After more than a decade of teaching, I've learnt that there is no such thing as a perfect lesson. Very often, we go home and think “I could have done that differently”, and it’s true, there are always small things here and there that we could change to make our teaching more effective. But besides self-reflection and self-feedback, what else can we do to improve our teaching?
Start your CELTA training ASAP
I can’t even begin to list all the advantages of taking a CELTA course. You’ll get hands-on experience in teaching speakers of other languages, as well as handy tools for your lessons and valuable feedback from your tutors. You will also have the opportunity to experiment with different teaching approaches and write detailed and efficient lesson plans. Although the intensive course only lasts a month, you will be able to put your newfound knowledge to good use for many years to come.
Tip: Don’t just look for the cheapest course. Do some research online and find the one that has gathered the most positive reviews from other teachers.
Participate in a Twitter chat
Teachers from all around the world use Twitter to share information, ideas and offer support to one another. Two of our favourite chats are #ELTChat (meets every Wednesday at 7 p.m. GMT) and #edtechchat.
To join a chat, simply type the hashtag into the search bar and hit Enter. Sometimes you might want to modify the order of results from Top to Latest so that you can keep up with the ongoing discussions.
Be open to peer observations
In fact, actively seek out opportunities for other teachers to observe your lesson. We learn better when we learn from and with each other, so invite a colleague you trust and think highly of to come and observe your lesson. You might want to get general input on how to improve your teaching, but it’s
undoubtedly better if you give them a list of specific items you want them to focus on. For example, if you have issues with time management, ask them to propose strategies to improve that area with that particular group they observed.
Tip: In order for this to be a positive experience, the feedback session should start with the positive aspects of the lesson and work your way down to the areas that need improvement.
Ask your students for feedback
Simple, yet many of us forget that our students are our “customers”. It will be well worth it if we try to find out how they perceive our teaching. What do they enjoy the most about our lesson? What makes them feel bored? Have they seen any improvement? In which areas? What do they still not feel confident in? These are only a few questions you may include in a simple anonymous questionnaire which can be used to inform your teaching in the future.

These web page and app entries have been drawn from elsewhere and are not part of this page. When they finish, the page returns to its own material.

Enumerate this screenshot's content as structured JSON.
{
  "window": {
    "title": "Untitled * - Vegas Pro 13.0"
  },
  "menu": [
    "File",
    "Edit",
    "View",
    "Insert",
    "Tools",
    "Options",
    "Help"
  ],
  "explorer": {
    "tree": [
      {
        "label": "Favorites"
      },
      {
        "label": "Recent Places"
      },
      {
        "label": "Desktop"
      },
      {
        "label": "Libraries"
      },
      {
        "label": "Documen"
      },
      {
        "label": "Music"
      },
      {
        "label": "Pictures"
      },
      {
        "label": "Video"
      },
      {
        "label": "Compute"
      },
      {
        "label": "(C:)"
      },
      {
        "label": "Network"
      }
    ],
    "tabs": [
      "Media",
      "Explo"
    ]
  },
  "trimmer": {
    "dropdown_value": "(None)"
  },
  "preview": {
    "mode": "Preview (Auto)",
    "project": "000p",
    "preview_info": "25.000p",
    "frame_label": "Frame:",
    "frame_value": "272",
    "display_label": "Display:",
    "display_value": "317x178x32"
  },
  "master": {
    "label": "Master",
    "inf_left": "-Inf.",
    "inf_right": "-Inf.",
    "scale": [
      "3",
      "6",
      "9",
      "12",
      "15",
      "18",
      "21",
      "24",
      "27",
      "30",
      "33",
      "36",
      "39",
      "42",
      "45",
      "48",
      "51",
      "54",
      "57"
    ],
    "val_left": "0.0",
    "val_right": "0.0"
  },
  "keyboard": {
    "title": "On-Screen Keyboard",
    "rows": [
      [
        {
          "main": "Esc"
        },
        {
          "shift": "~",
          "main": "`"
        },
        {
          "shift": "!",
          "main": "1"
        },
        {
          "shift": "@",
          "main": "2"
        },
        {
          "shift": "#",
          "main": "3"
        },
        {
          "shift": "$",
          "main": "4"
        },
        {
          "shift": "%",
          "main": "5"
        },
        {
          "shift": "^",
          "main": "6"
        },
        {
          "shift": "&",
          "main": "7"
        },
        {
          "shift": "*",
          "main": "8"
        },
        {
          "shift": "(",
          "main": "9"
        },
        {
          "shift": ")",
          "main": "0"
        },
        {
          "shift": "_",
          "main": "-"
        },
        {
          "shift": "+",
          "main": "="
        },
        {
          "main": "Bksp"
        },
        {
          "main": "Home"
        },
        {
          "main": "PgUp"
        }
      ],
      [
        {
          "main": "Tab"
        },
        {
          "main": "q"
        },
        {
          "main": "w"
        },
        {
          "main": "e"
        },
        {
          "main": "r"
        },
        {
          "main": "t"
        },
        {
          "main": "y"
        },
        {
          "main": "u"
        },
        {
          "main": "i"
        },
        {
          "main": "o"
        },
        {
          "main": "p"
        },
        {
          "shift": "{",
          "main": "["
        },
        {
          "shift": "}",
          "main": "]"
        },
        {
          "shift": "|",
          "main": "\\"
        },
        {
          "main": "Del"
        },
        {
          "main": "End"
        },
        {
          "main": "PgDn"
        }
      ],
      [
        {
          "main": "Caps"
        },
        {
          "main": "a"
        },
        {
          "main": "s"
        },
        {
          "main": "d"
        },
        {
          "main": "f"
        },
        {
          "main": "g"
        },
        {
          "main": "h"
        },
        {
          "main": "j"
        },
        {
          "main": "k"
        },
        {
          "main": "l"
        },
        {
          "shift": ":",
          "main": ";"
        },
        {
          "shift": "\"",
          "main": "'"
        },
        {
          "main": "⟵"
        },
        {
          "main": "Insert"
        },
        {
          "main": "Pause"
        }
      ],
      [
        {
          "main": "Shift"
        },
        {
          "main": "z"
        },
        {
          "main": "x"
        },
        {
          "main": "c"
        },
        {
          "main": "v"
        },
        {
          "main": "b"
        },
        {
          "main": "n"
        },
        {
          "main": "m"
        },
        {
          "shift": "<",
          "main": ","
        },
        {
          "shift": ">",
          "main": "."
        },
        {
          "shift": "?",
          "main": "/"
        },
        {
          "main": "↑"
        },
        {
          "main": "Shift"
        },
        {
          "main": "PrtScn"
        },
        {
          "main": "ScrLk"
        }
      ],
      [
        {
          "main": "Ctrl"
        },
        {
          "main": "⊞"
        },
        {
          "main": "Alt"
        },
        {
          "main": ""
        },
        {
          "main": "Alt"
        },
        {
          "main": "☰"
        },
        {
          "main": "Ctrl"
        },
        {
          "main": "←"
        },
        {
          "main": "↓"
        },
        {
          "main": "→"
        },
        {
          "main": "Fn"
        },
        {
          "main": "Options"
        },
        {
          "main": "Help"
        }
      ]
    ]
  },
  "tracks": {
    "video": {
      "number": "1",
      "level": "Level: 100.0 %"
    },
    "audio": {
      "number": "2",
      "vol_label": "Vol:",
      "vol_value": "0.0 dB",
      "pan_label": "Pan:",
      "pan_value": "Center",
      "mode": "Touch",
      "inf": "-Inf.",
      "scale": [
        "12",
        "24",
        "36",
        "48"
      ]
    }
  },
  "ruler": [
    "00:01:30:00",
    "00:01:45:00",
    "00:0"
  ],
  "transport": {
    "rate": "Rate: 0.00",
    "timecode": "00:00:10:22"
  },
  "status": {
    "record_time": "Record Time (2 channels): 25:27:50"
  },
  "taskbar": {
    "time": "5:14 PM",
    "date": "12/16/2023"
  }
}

Tip: Make sure your students realise the questionnaires are anonymous; this will lead to more honest responses. Also, encourage them to be as specific as possible in their answers. Instead of saying “I feel confident in grammar” they could say “I feel confident in grammar and especially conditionals. I can use them with no problem at all”.
Sign up for MOOCs and free Webinars
Consider how people had to spend huge amounts of money for their education and training in the past. In 2021, knowledge has never been more accessible! To get you started, here are some suggestions:
Happy Teaching! 🌼